* Your task
In the data below, find each line carrying the string "this" and copy it out.

* Supplied information

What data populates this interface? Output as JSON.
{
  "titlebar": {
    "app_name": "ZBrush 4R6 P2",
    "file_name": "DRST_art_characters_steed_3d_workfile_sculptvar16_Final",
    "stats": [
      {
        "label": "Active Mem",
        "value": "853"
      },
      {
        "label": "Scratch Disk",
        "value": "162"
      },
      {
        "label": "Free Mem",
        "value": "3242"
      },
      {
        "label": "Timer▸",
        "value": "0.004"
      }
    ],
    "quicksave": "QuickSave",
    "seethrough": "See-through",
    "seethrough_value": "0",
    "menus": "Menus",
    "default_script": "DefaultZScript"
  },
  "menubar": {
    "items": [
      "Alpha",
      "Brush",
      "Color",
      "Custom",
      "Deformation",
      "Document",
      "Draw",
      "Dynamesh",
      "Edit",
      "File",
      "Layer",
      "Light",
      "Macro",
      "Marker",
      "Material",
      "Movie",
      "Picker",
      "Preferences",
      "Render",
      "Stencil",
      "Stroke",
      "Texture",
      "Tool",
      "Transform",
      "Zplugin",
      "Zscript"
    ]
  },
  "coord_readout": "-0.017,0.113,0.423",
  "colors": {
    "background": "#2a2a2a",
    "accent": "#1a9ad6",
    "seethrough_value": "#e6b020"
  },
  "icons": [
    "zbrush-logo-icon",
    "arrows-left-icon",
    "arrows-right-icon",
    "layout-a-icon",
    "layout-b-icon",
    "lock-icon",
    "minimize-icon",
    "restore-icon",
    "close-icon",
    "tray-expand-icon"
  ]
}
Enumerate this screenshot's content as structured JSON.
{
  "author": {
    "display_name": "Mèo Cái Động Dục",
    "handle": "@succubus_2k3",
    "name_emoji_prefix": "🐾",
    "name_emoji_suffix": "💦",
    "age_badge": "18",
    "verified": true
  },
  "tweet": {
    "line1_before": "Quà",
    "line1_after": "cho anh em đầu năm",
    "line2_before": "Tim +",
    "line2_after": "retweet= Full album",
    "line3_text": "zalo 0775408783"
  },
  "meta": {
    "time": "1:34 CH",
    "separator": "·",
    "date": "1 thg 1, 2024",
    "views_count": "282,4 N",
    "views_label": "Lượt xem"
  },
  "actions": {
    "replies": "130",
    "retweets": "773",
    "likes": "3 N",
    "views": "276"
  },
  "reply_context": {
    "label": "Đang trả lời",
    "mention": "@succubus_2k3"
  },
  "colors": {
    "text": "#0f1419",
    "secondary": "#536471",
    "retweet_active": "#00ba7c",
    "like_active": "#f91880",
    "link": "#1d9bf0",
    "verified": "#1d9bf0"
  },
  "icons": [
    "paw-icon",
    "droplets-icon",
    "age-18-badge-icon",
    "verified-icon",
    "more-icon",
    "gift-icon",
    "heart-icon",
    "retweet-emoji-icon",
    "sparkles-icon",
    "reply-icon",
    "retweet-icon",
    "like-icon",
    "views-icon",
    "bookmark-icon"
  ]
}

* Solution
What data populates this interface? Output as JSON.
Enumerate this screenshot's content as structured JSON.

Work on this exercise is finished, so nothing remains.